“Yowza!” Kass exclaimed. “Doesn’t sound like the best boss to work for.”
“But the pay’s good,” Hank repeated.
“Do you ever accompany him off site?” she asked.
“Sometimes,” he bobbed his head.
“I heard he’s got the reputation for parties,” Kass remarked.
Hank grinned. “Yeah, the man likes his fiestas and margaritas.”
“And maracas,” Officer Wainwright snorted, and puffed out her relatively flat chest.
Kass flushed at the double entendre.
“And the casinos?” she continued. “Ever go with him there?”
Hank’s face darkened. “Uh no… why?”
She smiled, much too brightly. “Oh my dad’s birthday is coming up,” she said, hurriedly. “…and I’m thinking about getting one of those casino packages, you know. The kind with the steak and potato dinner, and the starting chips.
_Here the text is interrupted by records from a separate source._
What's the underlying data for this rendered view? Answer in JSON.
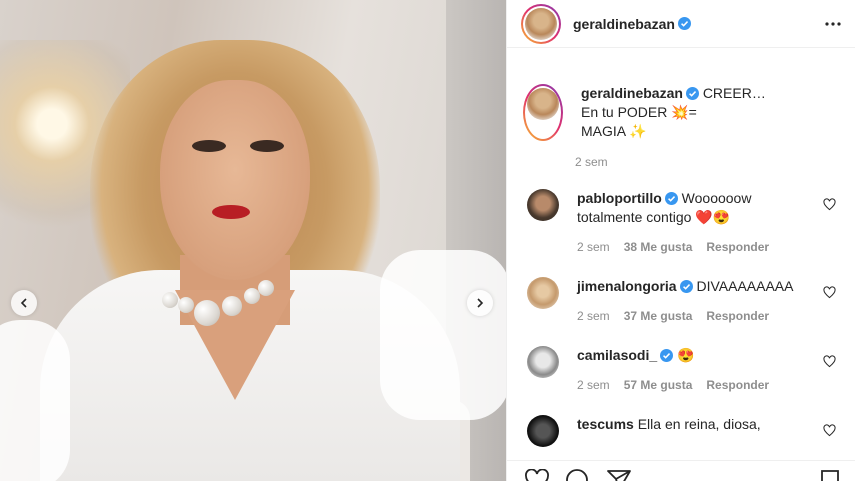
{
  "post": {
    "author": "geraldinebazan",
    "caption_lines": [
      "CREER…",
      "En tu PODER 💥=",
      "MAGIA ✨"
    ],
    "caption_time": "2 sem"
  },
  "comments": [
    {
      "user": "pabloportillo",
      "verified": true,
      "text_line1": "Woooooow",
      "text_line2": "totalmente contigo ❤️😍",
      "time": "2 sem",
      "likes": "38 Me gusta",
      "reply": "Responder"
    },
    {
      "user": "jimenalongoria",
      "verified": true,
      "text_line1": "DIVAAAAAAAA",
      "text_line2": "",
      "time": "2 sem",
      "likes": "37 Me gusta",
      "reply": "Responder"
    },
    {
      "user": "camilasodi_",
      "verified": true,
      "text_line1": "😍",
      "text_line2": "",
      "time": "2 sem",
      "likes": "57 Me gusta",
      "reply": "Responder"
    },
    {
      "user": "tescums",
      "verified": false,
      "text_line1": "Ella en reina, diosa,",
      "text_line2": ""
    }
  ],
  "icons": {
    "verified": "verified-badge-icon",
    "more": "more-options-icon",
    "heart": "heart-icon",
    "prev": "chevron-left-icon",
    "next": "chevron-right-icon",
    "like": "heart-icon",
    "comment": "comment-icon",
    "share": "share-icon",
    "save": "bookmark-icon"
  },
  "colors": {
    "verified": "#3897f0",
    "text": "#262626",
    "muted": "#8e8e8e"
  }
}
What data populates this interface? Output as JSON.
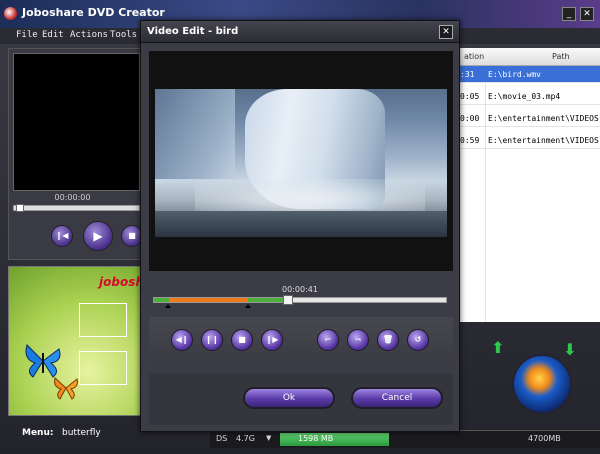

Just wondering if it’s worthwhile.”
“I wouldn’t know,” Hank said, his expression turning serious. “Look, I should go. I have some paperwork to finish on this latest…” he rubbed his neck. “…arson case.”
“I was sorry to hear about your informant,” Kass said.
“The informant… Joel…Astroman? Er…Elton? He died in that homeless shelter fire.”
“Oh, right,” Hank nodded, awkwardly. “Didn’t really know him. He was Eugene’s informant. Well…duty calls. Good luck, Kass.”
She offered a half-smile and dropped her mail in the chute. Officer Wainwright rudely pushed past Kass, approaching the front window. Kass frowned and turned. Hank was halfway out the side door.
“Good luck? With what?” she asked.
“Oh…” Hank stopped, his hand gripping the door handle. “…working for Jennifer. I hear she’s relentless.”
“Yes, she’s good at her job,” Kass responded.
“Just be careful.”
“Those who make killings in court are likely to make enemies.”
Author Notes: Thanks for reading. I had these images stored up but never used them before so here are some never before seen images (and of course, this chapter didn’t exist in the originally published story), but it seemed like a good place for it. Hope you enjoyed.